• _Work instructions_
Below are the records; print them again exactly and omit the pictures.

• _Exercise input_
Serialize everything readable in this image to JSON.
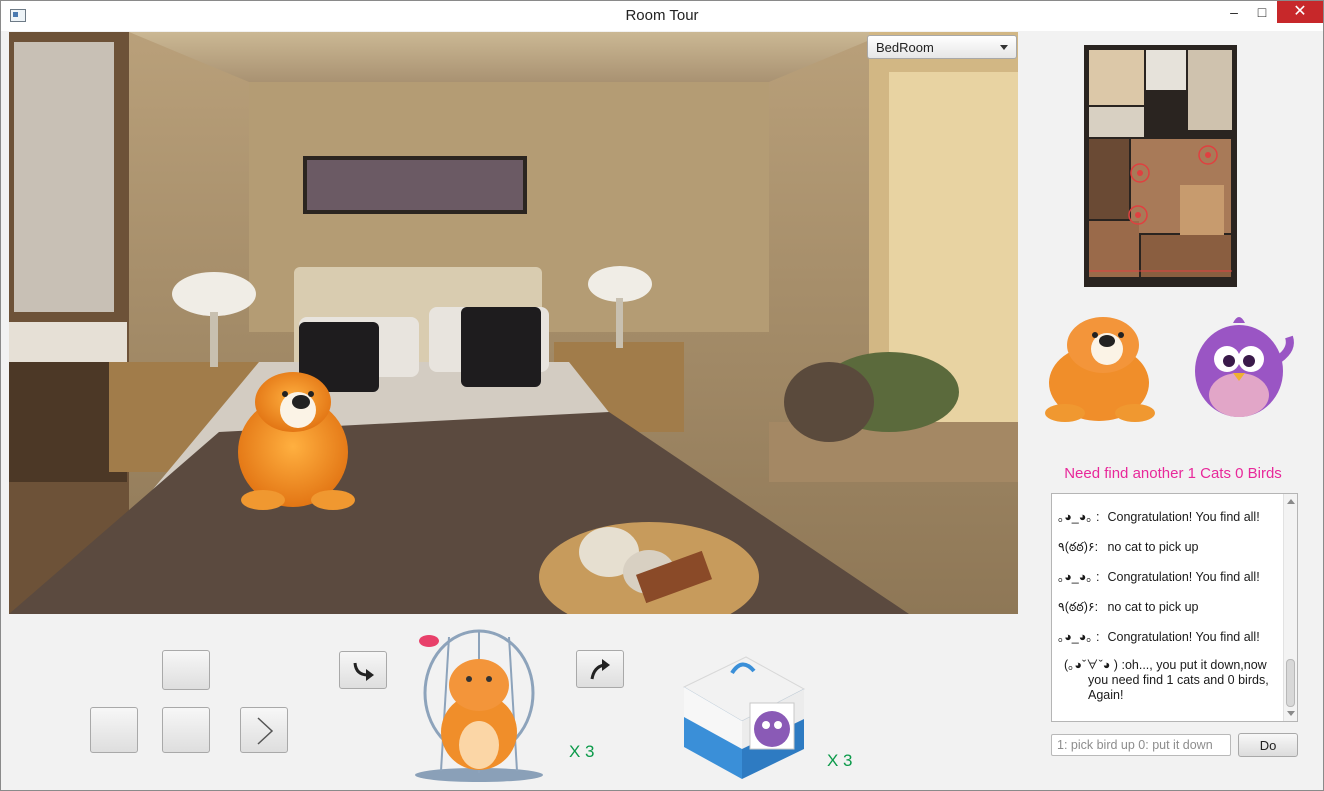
{
  "window": {
    "title": "Room Tour",
    "minimize_glyph": "–",
    "maximize_glyph": "□",
    "close_glyph": "✕"
  },
  "room_select": {
    "selected": "BedRoom"
  },
  "inventory": {
    "cats_count": "X 3",
    "birds_count": "X 3"
  },
  "status": "Need find another 1 Cats 0 Birds",
  "log": [
    {
      "face": "｡◕_◕｡ :",
      "text": "Congratulation! You find all!"
    },
    {
      "face": "٩(ఠఠ)۶:",
      "text": "no cat to pick up"
    },
    {
      "face": "｡◕_◕｡ :",
      "text": "Congratulation! You find all!"
    },
    {
      "face": "٩(ఠఠ)۶:",
      "text": "no cat to pick up"
    },
    {
      "face": "｡◕_◕｡ :",
      "text": "Congratulation! You find all!"
    },
    {
      "face": "(｡◕ˇ∀ˇ◕ )",
      "text": ":oh..., you put it down,now you need find 1 cats and 0 birds, Again!"
    }
  ],
  "command": {
    "placeholder": "1: pick bird up 0: put it down",
    "button_label": "Do"
  },
  "colors": {
    "status": "#e8289a",
    "count": "#0c9a4a"
  },
  "icons": {
    "nav_right": "chevron-right-icon",
    "rotate_left": "turn-down-right-arrow-icon",
    "rotate_right": "turn-up-right-arrow-icon"
  }
}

• _Solution to this task_
Serialize everything readable in this image to JSON.
{
  "window": {
    "title": "Room Tour",
    "minimize_glyph": "–",
    "maximize_glyph": "□",
    "close_glyph": "✕"
  },
  "room_select": {
    "selected": "BedRoom"
  },
  "inventory": {
    "cats_count": "X 3",
    "birds_count": "X 3"
  },
  "status": "Need find another 1 Cats 0 Birds",
  "log": [
    {
      "face": "｡◕_◕｡ :",
      "text": "Congratulation! You find all!"
    },
    {
      "face": "٩(ఠఠ)۶:",
      "text": "no cat to pick up"
    },
    {
      "face": "｡◕_◕｡ :",
      "text": "Congratulation! You find all!"
    },
    {
      "face": "٩(ఠఠ)۶:",
      "text": "no cat to pick up"
    },
    {
      "face": "｡◕_◕｡ :",
      "text": "Congratulation! You find all!"
    },
    {
      "face": "(｡◕ˇ∀ˇ◕ )",
      "text": ":oh..., you put it down,now you need find 1 cats and 0 birds, Again!"
    }
  ],
  "command": {
    "placeholder": "1: pick bird up 0: put it down",
    "button_label": "Do"
  },
  "colors": {
    "status": "#e8289a",
    "count": "#0c9a4a"
  },
  "icons": {
    "nav_right": "chevron-right-icon",
    "rotate_left": "turn-down-right-arrow-icon",
    "rotate_right": "turn-up-right-arrow-icon"
  }
}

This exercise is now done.